The Gilutongan Marine Sanctuary in Cordova town teems with fish varieties - emperorfish (katambak), wrass (mulmol), rabbitfish (danggit), surgeonfish (labahita), and fusilier (bilason), among others.
Credit roll highlights a thousand and one people and organizations who have devoted their time, strength and resources to make the marine sanctuary what it is today.
One of them is Timoteo C. Menguito who stayed true to his commitment to help protect and conserve the area through three decades of stewardship anchored on the spirit of volunteerism.
He said that with the Covid-19 pandemic, protection of the marine sanctuary becomes even more challenging.
Menguito, known for his moniker “Sir Tuti,” is tagged as a “fish whisperer.” He is now 71 years old and continues to supervise the Gilutongan Marine Sanctuary.

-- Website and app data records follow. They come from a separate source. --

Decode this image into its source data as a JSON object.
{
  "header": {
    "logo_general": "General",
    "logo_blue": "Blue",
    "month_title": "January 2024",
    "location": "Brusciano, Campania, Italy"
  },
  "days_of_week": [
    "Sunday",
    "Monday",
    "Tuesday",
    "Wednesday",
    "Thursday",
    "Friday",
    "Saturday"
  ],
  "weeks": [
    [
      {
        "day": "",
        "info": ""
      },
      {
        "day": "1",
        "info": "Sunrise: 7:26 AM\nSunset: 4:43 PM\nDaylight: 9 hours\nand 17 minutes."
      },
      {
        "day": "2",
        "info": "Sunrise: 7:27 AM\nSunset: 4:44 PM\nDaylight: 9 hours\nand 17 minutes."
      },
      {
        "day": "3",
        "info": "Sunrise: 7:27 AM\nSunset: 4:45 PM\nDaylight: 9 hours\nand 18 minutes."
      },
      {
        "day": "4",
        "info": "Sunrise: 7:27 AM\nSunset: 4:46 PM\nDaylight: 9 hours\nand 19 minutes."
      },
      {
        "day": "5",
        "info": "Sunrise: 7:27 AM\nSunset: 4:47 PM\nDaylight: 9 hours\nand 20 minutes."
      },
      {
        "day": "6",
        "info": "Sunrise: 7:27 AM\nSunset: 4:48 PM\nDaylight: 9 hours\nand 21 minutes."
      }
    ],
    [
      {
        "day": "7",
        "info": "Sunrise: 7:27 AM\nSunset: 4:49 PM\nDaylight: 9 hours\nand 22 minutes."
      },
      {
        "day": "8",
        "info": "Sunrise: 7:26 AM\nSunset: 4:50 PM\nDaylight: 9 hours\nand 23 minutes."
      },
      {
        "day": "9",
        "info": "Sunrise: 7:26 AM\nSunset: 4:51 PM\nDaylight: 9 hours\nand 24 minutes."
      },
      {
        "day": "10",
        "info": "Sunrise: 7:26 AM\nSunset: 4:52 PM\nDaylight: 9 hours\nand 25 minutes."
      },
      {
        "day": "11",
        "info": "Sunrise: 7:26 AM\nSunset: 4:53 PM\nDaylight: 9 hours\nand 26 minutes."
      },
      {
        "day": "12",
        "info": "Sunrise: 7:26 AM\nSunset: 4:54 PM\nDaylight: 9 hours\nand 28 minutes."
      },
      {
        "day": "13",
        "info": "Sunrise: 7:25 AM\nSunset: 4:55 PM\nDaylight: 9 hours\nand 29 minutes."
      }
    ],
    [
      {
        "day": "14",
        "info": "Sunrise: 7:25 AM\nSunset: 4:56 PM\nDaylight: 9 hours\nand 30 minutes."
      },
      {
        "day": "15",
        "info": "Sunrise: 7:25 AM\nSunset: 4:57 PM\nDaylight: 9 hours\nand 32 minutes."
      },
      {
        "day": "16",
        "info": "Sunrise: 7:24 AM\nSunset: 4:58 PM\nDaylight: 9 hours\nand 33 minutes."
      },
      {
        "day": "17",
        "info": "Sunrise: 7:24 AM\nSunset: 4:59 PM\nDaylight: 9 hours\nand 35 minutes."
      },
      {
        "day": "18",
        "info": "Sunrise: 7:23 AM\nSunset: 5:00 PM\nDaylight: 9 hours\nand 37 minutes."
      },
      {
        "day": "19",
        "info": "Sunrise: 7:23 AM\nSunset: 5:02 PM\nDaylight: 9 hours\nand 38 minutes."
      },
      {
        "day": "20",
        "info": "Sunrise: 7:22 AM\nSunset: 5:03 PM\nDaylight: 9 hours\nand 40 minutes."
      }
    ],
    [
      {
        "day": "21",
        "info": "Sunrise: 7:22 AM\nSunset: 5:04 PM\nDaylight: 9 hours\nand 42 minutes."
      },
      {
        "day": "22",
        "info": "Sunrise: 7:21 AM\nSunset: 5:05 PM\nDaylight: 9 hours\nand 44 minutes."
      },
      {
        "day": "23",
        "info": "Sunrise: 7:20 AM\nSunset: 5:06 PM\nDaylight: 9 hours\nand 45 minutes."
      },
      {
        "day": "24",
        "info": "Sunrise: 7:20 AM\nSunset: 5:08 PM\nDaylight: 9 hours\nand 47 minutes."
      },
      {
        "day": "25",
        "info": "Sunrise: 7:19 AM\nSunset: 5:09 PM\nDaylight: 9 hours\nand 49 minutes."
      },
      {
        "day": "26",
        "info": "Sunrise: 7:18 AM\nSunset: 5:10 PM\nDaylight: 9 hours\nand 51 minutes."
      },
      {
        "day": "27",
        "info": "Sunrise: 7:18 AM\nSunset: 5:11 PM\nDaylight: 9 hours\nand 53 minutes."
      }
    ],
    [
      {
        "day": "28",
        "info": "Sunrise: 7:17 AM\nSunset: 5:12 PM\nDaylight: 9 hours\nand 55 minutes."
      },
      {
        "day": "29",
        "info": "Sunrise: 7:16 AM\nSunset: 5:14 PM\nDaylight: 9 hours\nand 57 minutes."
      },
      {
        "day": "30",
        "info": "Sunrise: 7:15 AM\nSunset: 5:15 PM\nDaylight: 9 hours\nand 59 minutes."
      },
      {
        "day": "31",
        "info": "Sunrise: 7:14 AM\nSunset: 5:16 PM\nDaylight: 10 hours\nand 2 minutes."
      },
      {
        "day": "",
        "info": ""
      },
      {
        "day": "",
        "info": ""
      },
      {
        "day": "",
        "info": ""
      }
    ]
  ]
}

He graced the relaunch of Cordova tourism last August 30 in Nalusuan Island where another marine sanctuary takes pride of its success.
The 15-hectare marine sanctuary located in Barangay Gilutongan of Cordova is at the west side of Gilutongan Island and was established by a municipal ordinance in 1991.
Sir Tuti shared that some residents became habitual offenders, insisting that the act to get into the marine sanctuary is driven by “panginabuhi” or livelihood.
“Mao gyud na’y hagit nato kay tungod sa Covid mas daghan ang mangisda bisag bawal tungod kay gawas sa panud-an, panginabuhian man gyud ning fishing sa lungsod sa Cordova,” he pointed out during the reopening of Cordova tourism in Nalusuan, another island of Cordova which has established itself as an exciting tourist destination.
Sir Tuti served as a volunteer in 1991 with 19 fellow sanctuary wardens. However, he is the only one to have survived the challenges.
“Ako na lang nabilin sa original nga team of volunteer workers kay pag 1995 namiya na man sila, nangita og laing trabaho, kay sa volunteer work gud gutom man, wala may income,” he said.
But when the Gilutongan Marine Sanctuary generated income from entrance fees for swim-with-the-fish activities, snorkeling and diving, to name a few, Sir Tuti could only thank heavens he stayed on, inspired, led, witnessed, and spoke of more marine sanctuaries protected and conserved such as in Nalusuan.
“Mokita na man ang marine sanctuary. Wala na magkinahanglan og ayudahan. Ang pagsustinir na lang gyud sa pagprotektar,” he added.
Sir Tuti figured in the April 2001 issue of “Readers Digest Asia” when a travel journalist featured his story in the magazine. The said journalist gathered the information on Cordova’s fish whisperer from an issue of “Tambuli Magazine” which first published Sir Tuti’s story.
He said that aside from the token money worth 300 dollars and a certificate, it is the prestige of “being seen and heard” that made the experience overwhelming.
He explained that he used sound conditioning to call the fish to gather. He would tap a steel bar on the rocks as a so-called fish call. After which he would feed sea urchin to a growing population of fish and talk to them like talking to a friend.
Now, Sir Tuti witnessed the rebirth of Cordova tourism and could only hope that ecotourism bring more people to get a hold of pure joys from the oceans while local government units strike a balance between the need to revive livelihoods and conserve marine creatures that make Cordova more attractive to visitors. (Eleanor Valeros)